When we started work on this project in inner-city Sydney, the site contained a tiny, 1870s timber cottage that had been given a ‘make over’ in the 1950s. The original front fence had been replaced with a white brick wall, the garden had been largely concreted and a series of additions had been made at the rear. However, the site had one particular advantage – its location at the corner of a street and a pedestrian lane meant that it had aspects to both the North and the West.
The clients, a couple moving from Shanghai to Sydney, needed a house with three bedrooms, a substantial kitchen, generous living areas and a place to work from home. Early in the design process, it was decided that on-site car parking wasn’t a priority, as this would have taken up valuable space that could better be used as living area.
The design centres on a landscaped courtyard that runs along the Western boundary, directly adjacent to the pedestrian lane. The main entrance to the site was moved from the front of the cottage to the lane and the house is now entered via this new courtyard.
The open-plan living spaces and kitchen are arranged around the courtyard and connect directly into it so the courtyard functions as an extension of the living area. A small study is partially screened from the main living area by joinery.
On the first floor are two bedrooms and a bathroom that are accessible via a stair running parallel to the eastern boundary, alongside a panel of double-height glazing.
Natural light floods into the new part of the house from all sides and aluminium louvres and slatted timber awnings have been located to shade the interior in summer but allow the sun to penetrate in winter.
The scheme incorporates the original cottage which now contains a further bedroom and bathroom. With its own street entrance and garden, the cottage works well as a place for guests to stay. A new front fence and the restoration and reconstruction of original external features have recaptured some of this little building’s original character.
This decision to relocate the building entrance to the side lane was made initially for the benefit of the new house. However, it has also resulted in the enhancement of the laneway, adding landscaping and activity to a streetscape that generally consists of garage doors and side fences.
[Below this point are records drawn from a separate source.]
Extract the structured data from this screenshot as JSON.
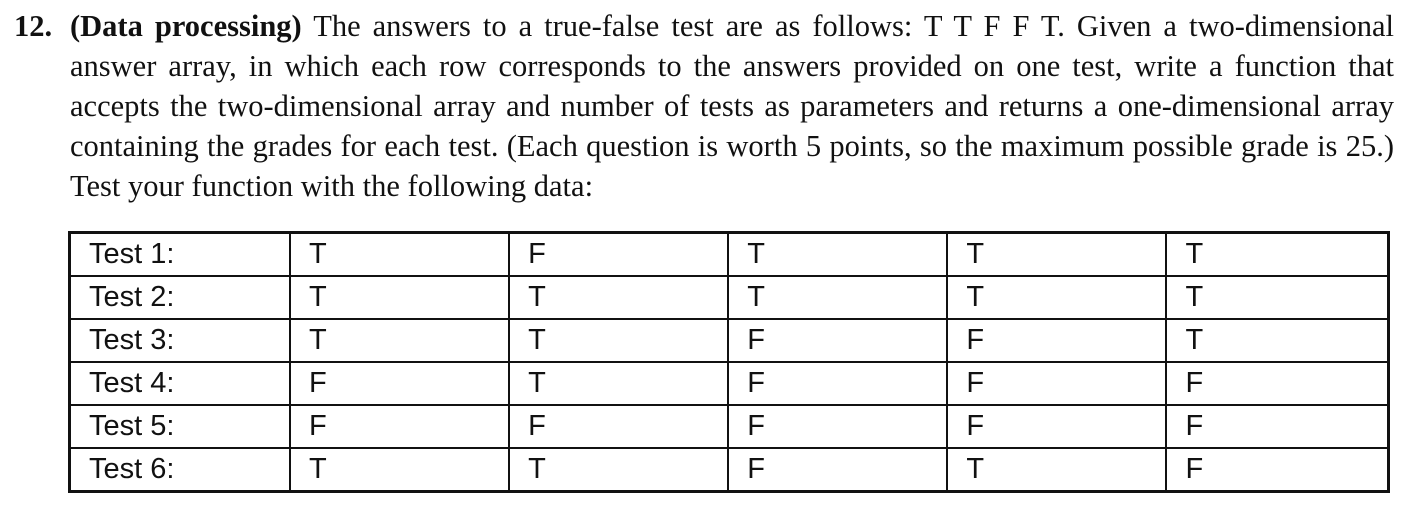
{
  "problem": {
    "number": "12.",
    "topic": "(Data processing)",
    "text": "The answers to a true-false test are as follows: T T F F T. Given a two-dimensional answer array, in which each row corresponds to the answers provided on one test, write a function that accepts the two-dimensional array and number of tests as parameters and returns a one-dimensional array containing the grades for each test. (Each question is worth 5 points, so the maximum possible grade is 25.) Test your function with the following data:"
  },
  "table": {
    "rows": [
      {
        "label": "Test 1:",
        "answers": [
          "T",
          "F",
          "T",
          "T",
          "T"
        ]
      },
      {
        "label": "Test 2:",
        "answers": [
          "T",
          "T",
          "T",
          "T",
          "T"
        ]
      },
      {
        "label": "Test 3:",
        "answers": [
          "T",
          "T",
          "F",
          "F",
          "T"
        ]
      },
      {
        "label": "Test 4:",
        "answers": [
          "F",
          "T",
          "F",
          "F",
          "F"
        ]
      },
      {
        "label": "Test 5:",
        "answers": [
          "F",
          "F",
          "F",
          "F",
          "F"
        ]
      },
      {
        "label": "Test 6:",
        "answers": [
          "T",
          "T",
          "F",
          "T",
          "F"
        ]
      }
    ]
  }
}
Photography: Robert Walsh @robertwphoto
Builder: Burmah Constructions: www.burmahconstructions.com.au